The mid-Cretaceous Burmese amber deposit of northeastern Myanmar is one of the most prolific and well-studied sources of exceptionally preserved Mesozoic arthropod and plant fossils, but work on feathers from this deposit has just begun. Previous studies of plumage in Cretaceous amber have been based on isolated feathers, leaving taxonomy of the feather-bearers open to debate and amber in vertebrate bone beds has seldom yielded fossils. Otherwise, Cretaceous feathers are commonly known from carbonaceous compression fossils, and three-dimensional preservation in amber is extremely rare. The combined fossil record of amber and compression fossils has provided many insights into how the feather types associated with modern bird’s developed but these glimpses are restricted by preservation in each fossil type. The discovery of two partial bird wings in Burmese amber unites taxonomic and ontogenetic information from osteology with microscopic preservation down to the level of individual feather barbules and their pigment distributions. This new source of information includes integumentary features incompletely known in the compression fossil record (source; Nature Communications 7, article number: 12089).   

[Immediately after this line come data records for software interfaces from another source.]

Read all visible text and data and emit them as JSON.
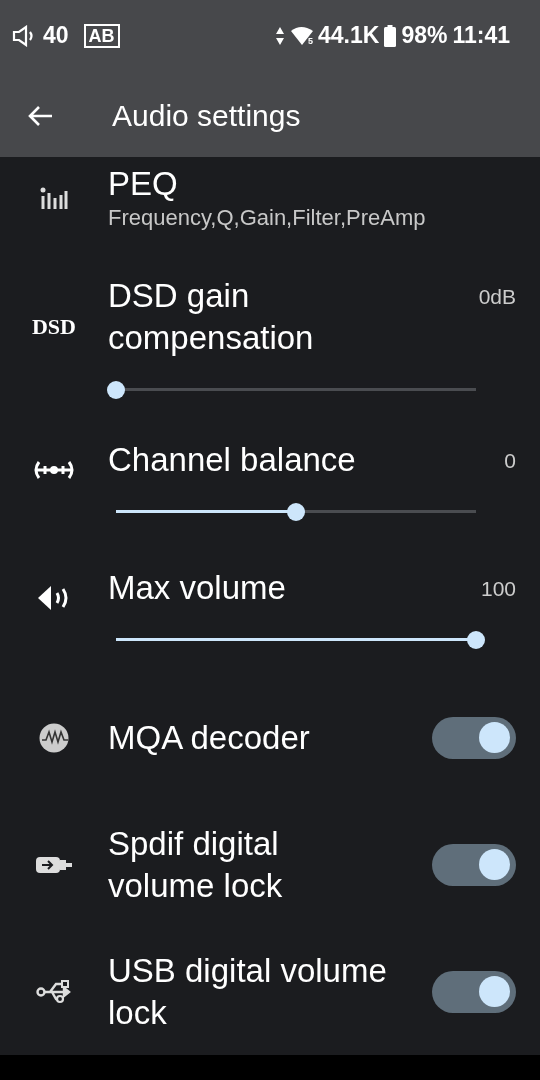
{
  "status_bar": {
    "volume": "40",
    "mode_badge": "AB",
    "wifi_band": "5",
    "sample_rate": "44.1K",
    "battery": "98%",
    "time": "11:41"
  },
  "app_bar": {
    "title": "Audio settings"
  },
  "settings": [
    {
      "kind": "link",
      "title": "PEQ",
      "subtitle": "Frequency,Q,Gain,Filter,PreAmp"
    },
    {
      "kind": "slider",
      "icon_text": "DSD",
      "title": "DSD gain compensation",
      "reading": "0dB",
      "level": 0
    },
    {
      "kind": "slider",
      "title": "Channel balance",
      "reading": "0",
      "level": 0.5
    },
    {
      "kind": "slider",
      "title": "Max volume",
      "reading": "100",
      "level": 1
    },
    {
      "kind": "switch",
      "title": "MQA decoder",
      "on": true
    },
    {
      "kind": "switch",
      "title": "Spdif digital volume lock",
      "on": true
    },
    {
      "kind": "switch",
      "title": "USB digital volume lock",
      "on": true
    }
  ]
}
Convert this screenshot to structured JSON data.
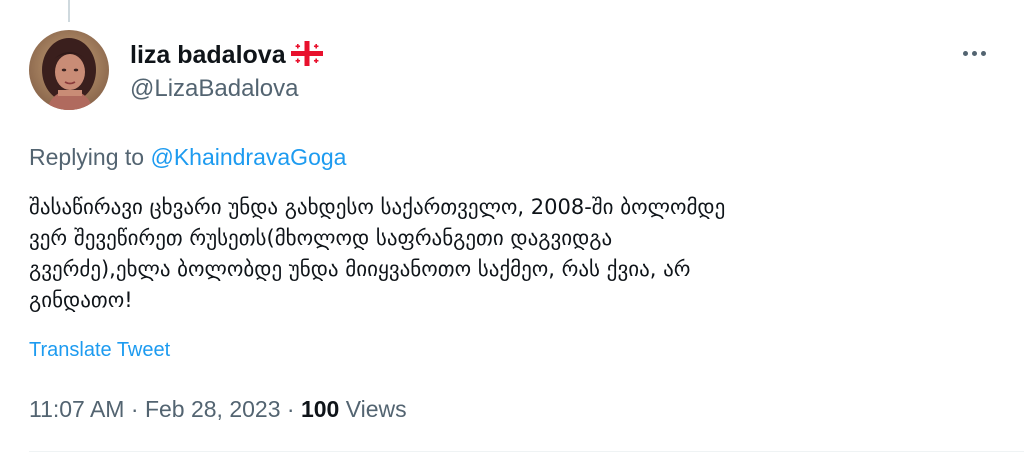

The article goes on to show, with photomicrographs, that most of the feather types found in modern birds were already present in animals some 90 million-years-ago.

Of utmost importance to me were the photos depicting the actual interlocking of barbs, or more precisely, the barbules and hooklets. These findings, both the interlocking of barbules and feather asymmetry, are consistent with feathers that are being used in powered flight.   

My own personal Burmese feather inclusion clearly depicts those same type of interlocking barbs.

Burmese Feather Inclusion
Photo Credit: Paul Cianfaglione
Mourning Dove Contour Feather
Photo Credit: Paul Cianfaglione
Also amazing were the stark similarities between the 99 million-year-old feather and a modern feather under a microscope. Aside from the narrowness of the rachis on the amber feather, I found it impossible to decipher any real differences among the two feathers. 

Details of ancient bird feathers have mostly been restricted to compression fossils.

Compression Feather Fossil
Liaoning Province, China
Photo Credit: Paul Cianfaglione
The discovery of two 99 million-year-old wings encased in amber is like a dream come true for scientists, on par with the discovery of Sinosauropteryx.

Scientists at this point have confirmed that most feather types found in modern avialans were likely also present in Enantiornithes, with comparable feather arrangement and microstructure. These findings are consistent with recent work on preserved soft tissues and plumage within larger compression fossils of an enantiornithine wing from the Early Cretaceous of Spain (source; Nature Communications 7, article number: 12089).